### Work to be completed
Copy every line from the records below that carries the word "instruction".

Saved data entries:
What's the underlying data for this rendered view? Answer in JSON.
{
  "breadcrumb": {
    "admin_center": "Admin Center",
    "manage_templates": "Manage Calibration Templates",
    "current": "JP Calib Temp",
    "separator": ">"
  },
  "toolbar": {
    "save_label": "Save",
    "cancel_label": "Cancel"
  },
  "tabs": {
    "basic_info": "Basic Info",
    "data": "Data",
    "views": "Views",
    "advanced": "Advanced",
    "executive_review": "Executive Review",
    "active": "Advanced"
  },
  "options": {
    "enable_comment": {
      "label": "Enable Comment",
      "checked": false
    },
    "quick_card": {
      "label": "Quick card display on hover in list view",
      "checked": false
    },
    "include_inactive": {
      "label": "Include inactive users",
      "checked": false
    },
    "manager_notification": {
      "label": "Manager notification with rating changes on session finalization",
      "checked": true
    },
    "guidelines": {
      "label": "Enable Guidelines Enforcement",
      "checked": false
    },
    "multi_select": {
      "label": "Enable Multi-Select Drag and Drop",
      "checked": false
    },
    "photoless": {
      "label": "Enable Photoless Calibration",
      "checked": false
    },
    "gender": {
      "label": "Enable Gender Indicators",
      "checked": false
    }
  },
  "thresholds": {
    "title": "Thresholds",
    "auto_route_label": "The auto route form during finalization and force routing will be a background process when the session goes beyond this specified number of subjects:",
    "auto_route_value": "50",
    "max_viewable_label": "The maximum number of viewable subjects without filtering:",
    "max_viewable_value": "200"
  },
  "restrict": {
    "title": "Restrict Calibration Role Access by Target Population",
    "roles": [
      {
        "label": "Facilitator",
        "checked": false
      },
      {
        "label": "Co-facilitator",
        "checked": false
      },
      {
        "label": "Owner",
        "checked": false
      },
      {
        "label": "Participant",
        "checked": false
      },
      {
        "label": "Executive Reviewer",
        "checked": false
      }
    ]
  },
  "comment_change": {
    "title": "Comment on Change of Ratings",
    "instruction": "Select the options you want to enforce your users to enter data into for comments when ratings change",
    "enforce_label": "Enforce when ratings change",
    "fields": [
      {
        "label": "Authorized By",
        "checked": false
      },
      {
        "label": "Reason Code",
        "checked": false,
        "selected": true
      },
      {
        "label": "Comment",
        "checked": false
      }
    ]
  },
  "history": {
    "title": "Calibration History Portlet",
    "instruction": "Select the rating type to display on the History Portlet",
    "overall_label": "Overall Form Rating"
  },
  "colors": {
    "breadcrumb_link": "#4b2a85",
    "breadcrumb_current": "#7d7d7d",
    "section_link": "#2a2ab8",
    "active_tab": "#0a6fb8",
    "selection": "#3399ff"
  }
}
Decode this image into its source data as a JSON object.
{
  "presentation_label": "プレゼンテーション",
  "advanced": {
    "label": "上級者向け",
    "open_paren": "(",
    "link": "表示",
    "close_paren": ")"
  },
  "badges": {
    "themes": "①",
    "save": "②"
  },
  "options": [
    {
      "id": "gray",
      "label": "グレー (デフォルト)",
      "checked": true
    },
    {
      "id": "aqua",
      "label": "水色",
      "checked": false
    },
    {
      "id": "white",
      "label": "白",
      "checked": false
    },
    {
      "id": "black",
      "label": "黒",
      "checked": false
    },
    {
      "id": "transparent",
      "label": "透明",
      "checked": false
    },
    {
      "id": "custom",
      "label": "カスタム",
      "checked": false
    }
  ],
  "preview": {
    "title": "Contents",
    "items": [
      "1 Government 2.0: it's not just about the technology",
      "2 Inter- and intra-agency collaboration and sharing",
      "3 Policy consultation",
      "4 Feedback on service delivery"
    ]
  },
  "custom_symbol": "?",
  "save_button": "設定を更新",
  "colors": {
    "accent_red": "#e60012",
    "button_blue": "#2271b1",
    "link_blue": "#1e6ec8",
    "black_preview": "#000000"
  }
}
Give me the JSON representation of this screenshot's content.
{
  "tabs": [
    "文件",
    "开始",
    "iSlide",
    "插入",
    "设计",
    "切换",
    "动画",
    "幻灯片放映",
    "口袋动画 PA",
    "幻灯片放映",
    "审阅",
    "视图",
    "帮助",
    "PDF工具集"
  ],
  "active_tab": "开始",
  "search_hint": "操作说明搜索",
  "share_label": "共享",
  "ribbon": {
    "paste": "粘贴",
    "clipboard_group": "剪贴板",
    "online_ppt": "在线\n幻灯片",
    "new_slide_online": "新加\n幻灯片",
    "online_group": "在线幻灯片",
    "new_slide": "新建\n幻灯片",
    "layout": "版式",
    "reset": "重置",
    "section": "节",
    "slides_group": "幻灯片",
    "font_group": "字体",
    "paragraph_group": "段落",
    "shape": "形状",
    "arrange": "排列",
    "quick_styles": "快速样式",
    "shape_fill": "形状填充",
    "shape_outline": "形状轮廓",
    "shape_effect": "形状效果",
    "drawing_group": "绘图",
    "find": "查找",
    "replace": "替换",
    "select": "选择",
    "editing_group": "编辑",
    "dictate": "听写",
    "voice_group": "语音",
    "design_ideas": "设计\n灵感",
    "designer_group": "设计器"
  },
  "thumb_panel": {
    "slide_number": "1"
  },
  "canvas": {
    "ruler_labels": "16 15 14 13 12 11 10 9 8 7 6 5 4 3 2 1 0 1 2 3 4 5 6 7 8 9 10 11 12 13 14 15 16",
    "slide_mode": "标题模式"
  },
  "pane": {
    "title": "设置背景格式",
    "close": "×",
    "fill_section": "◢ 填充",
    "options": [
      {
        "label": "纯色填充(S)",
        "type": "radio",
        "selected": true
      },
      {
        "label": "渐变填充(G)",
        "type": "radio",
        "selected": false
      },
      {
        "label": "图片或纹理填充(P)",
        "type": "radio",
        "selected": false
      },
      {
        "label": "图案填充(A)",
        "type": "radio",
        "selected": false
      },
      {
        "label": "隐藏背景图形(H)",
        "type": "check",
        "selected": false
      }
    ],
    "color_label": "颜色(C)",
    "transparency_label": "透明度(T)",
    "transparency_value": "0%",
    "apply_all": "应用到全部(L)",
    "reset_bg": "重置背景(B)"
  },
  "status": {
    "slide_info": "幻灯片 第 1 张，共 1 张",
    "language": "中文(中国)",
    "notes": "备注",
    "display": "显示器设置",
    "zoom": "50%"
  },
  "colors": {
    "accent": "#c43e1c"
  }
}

### Answer to this exercise
    "instruction": "Select the options you want to enforce your users to enter data into for comments when ratings change",
    "instruction": "Select the rating type to display on the History Portlet",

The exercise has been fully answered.